> [Exercise objective]: Give every entry again, word for word.

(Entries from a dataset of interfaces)

--- START ---

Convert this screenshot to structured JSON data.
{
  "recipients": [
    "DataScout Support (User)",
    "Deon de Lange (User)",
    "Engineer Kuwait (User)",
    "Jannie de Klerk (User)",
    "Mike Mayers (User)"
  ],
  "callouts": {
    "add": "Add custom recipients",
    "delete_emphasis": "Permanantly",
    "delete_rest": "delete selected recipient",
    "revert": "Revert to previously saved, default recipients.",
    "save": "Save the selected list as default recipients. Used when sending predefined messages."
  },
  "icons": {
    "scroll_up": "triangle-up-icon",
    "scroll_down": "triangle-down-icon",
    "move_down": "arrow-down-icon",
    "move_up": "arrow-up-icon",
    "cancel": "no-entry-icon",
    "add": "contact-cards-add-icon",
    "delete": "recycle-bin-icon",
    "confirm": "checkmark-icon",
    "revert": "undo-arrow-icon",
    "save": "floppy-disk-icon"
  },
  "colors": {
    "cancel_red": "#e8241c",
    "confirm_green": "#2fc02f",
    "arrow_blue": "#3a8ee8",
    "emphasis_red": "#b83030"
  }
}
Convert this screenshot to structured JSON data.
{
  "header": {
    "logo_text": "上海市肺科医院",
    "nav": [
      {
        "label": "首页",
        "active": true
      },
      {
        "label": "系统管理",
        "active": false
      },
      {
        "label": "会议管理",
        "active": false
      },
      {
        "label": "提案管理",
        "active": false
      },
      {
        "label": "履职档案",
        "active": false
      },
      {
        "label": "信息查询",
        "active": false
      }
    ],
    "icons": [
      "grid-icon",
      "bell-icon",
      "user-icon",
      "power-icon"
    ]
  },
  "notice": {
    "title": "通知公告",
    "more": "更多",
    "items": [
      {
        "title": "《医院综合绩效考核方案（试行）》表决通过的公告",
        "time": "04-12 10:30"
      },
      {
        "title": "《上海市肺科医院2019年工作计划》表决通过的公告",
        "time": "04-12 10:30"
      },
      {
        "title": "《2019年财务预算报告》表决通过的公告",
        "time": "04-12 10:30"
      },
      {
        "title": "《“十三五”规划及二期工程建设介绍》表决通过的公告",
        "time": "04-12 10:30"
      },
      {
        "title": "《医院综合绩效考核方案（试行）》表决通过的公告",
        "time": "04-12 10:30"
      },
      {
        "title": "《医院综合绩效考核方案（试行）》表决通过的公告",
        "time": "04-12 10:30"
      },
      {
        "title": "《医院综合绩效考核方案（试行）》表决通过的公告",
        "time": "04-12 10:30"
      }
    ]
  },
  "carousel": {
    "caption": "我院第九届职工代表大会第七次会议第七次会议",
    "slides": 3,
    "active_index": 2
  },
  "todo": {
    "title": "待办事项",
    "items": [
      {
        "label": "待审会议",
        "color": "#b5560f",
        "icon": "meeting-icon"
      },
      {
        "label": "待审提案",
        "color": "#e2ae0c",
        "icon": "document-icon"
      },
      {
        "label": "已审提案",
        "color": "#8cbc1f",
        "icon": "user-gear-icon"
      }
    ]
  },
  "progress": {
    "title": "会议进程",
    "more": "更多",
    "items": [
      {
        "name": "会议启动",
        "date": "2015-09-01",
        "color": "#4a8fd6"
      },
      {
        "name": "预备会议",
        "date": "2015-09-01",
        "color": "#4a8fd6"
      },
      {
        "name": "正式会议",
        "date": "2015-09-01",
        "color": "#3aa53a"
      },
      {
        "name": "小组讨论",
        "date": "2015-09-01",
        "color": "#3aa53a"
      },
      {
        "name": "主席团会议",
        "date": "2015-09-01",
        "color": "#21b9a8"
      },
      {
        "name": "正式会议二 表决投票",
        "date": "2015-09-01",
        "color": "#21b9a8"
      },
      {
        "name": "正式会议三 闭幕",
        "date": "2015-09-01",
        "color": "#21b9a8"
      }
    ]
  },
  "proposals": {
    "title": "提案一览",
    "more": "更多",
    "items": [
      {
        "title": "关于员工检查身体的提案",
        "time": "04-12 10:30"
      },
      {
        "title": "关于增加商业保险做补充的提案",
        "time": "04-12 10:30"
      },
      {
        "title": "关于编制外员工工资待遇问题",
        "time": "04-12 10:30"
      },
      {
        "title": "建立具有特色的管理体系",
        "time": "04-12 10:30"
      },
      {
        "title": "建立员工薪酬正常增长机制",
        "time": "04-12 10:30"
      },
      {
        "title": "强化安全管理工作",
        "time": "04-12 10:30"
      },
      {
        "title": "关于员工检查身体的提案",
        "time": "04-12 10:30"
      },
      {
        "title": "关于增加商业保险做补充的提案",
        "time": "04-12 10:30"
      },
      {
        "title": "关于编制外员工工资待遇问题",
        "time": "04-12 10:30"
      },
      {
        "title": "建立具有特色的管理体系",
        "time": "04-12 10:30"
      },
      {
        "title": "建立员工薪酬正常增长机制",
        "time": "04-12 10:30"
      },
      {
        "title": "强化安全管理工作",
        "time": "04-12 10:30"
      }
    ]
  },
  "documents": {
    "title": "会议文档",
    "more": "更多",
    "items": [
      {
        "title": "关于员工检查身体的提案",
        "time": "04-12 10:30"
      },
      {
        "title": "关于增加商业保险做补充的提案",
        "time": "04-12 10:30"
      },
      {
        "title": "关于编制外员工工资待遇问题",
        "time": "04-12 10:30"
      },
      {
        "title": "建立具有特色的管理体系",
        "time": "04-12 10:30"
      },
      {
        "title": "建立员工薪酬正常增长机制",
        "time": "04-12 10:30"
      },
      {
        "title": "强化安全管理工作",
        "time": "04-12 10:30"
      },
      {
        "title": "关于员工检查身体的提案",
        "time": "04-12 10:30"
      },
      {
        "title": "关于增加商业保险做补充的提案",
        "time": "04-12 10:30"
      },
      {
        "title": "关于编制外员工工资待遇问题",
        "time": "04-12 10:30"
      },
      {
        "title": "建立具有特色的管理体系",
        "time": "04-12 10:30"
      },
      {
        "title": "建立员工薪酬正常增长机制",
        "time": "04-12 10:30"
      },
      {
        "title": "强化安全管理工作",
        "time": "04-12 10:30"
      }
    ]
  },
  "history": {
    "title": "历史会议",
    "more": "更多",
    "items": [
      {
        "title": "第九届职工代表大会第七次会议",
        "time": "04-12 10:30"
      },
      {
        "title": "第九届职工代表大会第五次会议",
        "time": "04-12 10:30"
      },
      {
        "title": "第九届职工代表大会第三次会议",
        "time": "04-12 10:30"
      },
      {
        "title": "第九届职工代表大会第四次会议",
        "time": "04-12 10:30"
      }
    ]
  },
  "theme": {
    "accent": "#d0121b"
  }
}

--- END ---

> [Problem solution]:
Convert this screenshot to structured JSON data.
{
  "recipients": [
    "DataScout Support (User)",
    "Deon de Lange (User)",
    "Engineer Kuwait (User)",
    "Jannie de Klerk (User)",
    "Mike Mayers (User)"
  ],
  "callouts": {
    "add": "Add custom recipients",
    "delete_emphasis": "Permanantly",
    "delete_rest": "delete selected recipient",
    "revert": "Revert to previously saved, default recipients.",
    "save": "Save the selected list as default recipients. Used when sending predefined messages."
  },
  "icons": {
    "scroll_up": "triangle-up-icon",
    "scroll_down": "triangle-down-icon",
    "move_down": "arrow-down-icon",
    "move_up": "arrow-up-icon",
    "cancel": "no-entry-icon",
    "add": "contact-cards-add-icon",
    "delete": "recycle-bin-icon",
    "confirm": "checkmark-icon",
    "revert": "undo-arrow-icon",
    "save": "floppy-disk-icon"
  },
  "colors": {
    "cancel_red": "#e8241c",
    "confirm_green": "#2fc02f",
    "arrow_blue": "#3a8ee8",
    "emphasis_red": "#b83030"
  }
}
Convert this screenshot to structured JSON data.
{
  "header": {
    "logo_text": "上海市肺科医院",
    "nav": [
      {
        "label": "首页",
        "active": true
      },
      {
        "label": "系统管理",
        "active": false
      },
      {
        "label": "会议管理",
        "active": false
      },
      {
        "label": "提案管理",
        "active": false
      },
      {
        "label": "履职档案",
        "active": false
      },
      {
        "label": "信息查询",
        "active": false
      }
    ],
    "icons": [
      "grid-icon",
      "bell-icon",
      "user-icon",
      "power-icon"
    ]
  },
  "notice": {
    "title": "通知公告",
    "more": "更多",
    "items": [
      {
        "title": "《医院综合绩效考核方案（试行）》表决通过的公告",
        "time": "04-12 10:30"
      },
      {
        "title": "《上海市肺科医院2019年工作计划》表决通过的公告",
        "time": "04-12 10:30"
      },
      {
        "title": "《2019年财务预算报告》表决通过的公告",
        "time": "04-12 10:30"
      },
      {
        "title": "《“十三五”规划及二期工程建设介绍》表决通过的公告",
        "time": "04-12 10:30"
      },
      {
        "title": "《医院综合绩效考核方案（试行）》表决通过的公告",
        "time": "04-12 10:30"
      },
      {
        "title": "《医院综合绩效考核方案（试行）》表决通过的公告",
        "time": "04-12 10:30"
      },
      {
        "title": "《医院综合绩效考核方案（试行）》表决通过的公告",
        "time": "04-12 10:30"
      }
    ]
  },
  "carousel": {
    "caption": "我院第九届职工代表大会第七次会议第七次会议",
    "slides": 3,
    "active_index": 2
  },
  "todo": {
    "title": "待办事项",
    "items": [
      {
        "label": "待审会议",
        "color": "#b5560f",
        "icon": "meeting-icon"
      },
      {
        "label": "待审提案",
        "color": "#e2ae0c",
        "icon": "document-icon"
      },
      {
        "label": "已审提案",
        "color": "#8cbc1f",
        "icon": "user-gear-icon"
      }
    ]
  },
  "progress": {
    "title": "会议进程",
    "more": "更多",
    "items": [
      {
        "name": "会议启动",
        "date": "2015-09-01",
        "color": "#4a8fd6"
      },
      {
        "name": "预备会议",
        "date": "2015-09-01",
        "color": "#4a8fd6"
      },
      {
        "name": "正式会议",
        "date": "2015-09-01",
        "color": "#3aa53a"
      },
      {
        "name": "小组讨论",
        "date": "2015-09-01",
        "color": "#3aa53a"
      },
      {
        "name": "主席团会议",
        "date": "2015-09-01",
        "color": "#21b9a8"
      },
      {
        "name": "正式会议二 表决投票",
        "date": "2015-09-01",
        "color": "#21b9a8"
      },
      {
        "name": "正式会议三 闭幕",
        "date": "2015-09-01",
        "color": "#21b9a8"
      }
    ]
  },
  "proposals": {
    "title": "提案一览",
    "more": "更多",
    "items": [
      {
        "title": "关于员工检查身体的提案",
        "time": "04-12 10:30"
      },
      {
        "title": "关于增加商业保险做补充的提案",
        "time": "04-12 10:30"
      },
      {
        "title": "关于编制外员工工资待遇问题",
        "time": "04-12 10:30"
      },
      {
        "title": "建立具有特色的管理体系",
        "time": "04-12 10:30"
      },
      {
        "title": "建立员工薪酬正常增长机制",
        "time": "04-12 10:30"
      },
      {
        "title": "强化安全管理工作",
        "time": "04-12 10:30"
      },
      {
        "title": "关于员工检查身体的提案",
        "time": "04-12 10:30"
      },
      {
        "title": "关于增加商业保险做补充的提案",
        "time": "04-12 10:30"
      },
      {
        "title": "关于编制外员工工资待遇问题",
        "time": "04-12 10:30"
      },
      {
        "title": "建立具有特色的管理体系",
        "time": "04-12 10:30"
      },
      {
        "title": "建立员工薪酬正常增长机制",
        "time": "04-12 10:30"
      },
      {
        "title": "强化安全管理工作",
        "time": "04-12 10:30"
      }
    ]
  },
  "documents": {
    "title": "会议文档",
    "more": "更多",
    "items": [
      {
        "title": "关于员工检查身体的提案",
        "time": "04-12 10:30"
      },
      {
        "title": "关于增加商业保险做补充的提案",
        "time": "04-12 10:30"
      },
      {
        "title": "关于编制外员工工资待遇问题",
        "time": "04-12 10:30"
      },
      {
        "title": "建立具有特色的管理体系",
        "time": "04-12 10:30"
      },
      {
        "title": "建立员工薪酬正常增长机制",
        "time": "04-12 10:30"
      },
      {
        "title": "强化安全管理工作",
        "time": "04-12 10:30"
      },
      {
        "title": "关于员工检查身体的提案",
        "time": "04-12 10:30"
      },
      {
        "title": "关于增加商业保险做补充的提案",
        "time": "04-12 10:30"
      },
      {
        "title": "关于编制外员工工资待遇问题",
        "time": "04-12 10:30"
      },
      {
        "title": "建立具有特色的管理体系",
        "time": "04-12 10:30"
      },
      {
        "title": "建立员工薪酬正常增长机制",
        "time": "04-12 10:30"
      },
      {
        "title": "强化安全管理工作",
        "time": "04-12 10:30"
      }
    ]
  },
  "history": {
    "title": "历史会议",
    "more": "更多",
    "items": [
      {
        "title": "第九届职工代表大会第七次会议",
        "time": "04-12 10:30"
      },
      {
        "title": "第九届职工代表大会第五次会议",
        "time": "04-12 10:30"
      },
      {
        "title": "第九届职工代表大会第三次会议",
        "time": "04-12 10:30"
      },
      {
        "title": "第九届职工代表大会第四次会议",
        "time": "04-12 10:30"
      }
    ]
  },
  "theme": {
    "accent": "#d0121b"
  }
}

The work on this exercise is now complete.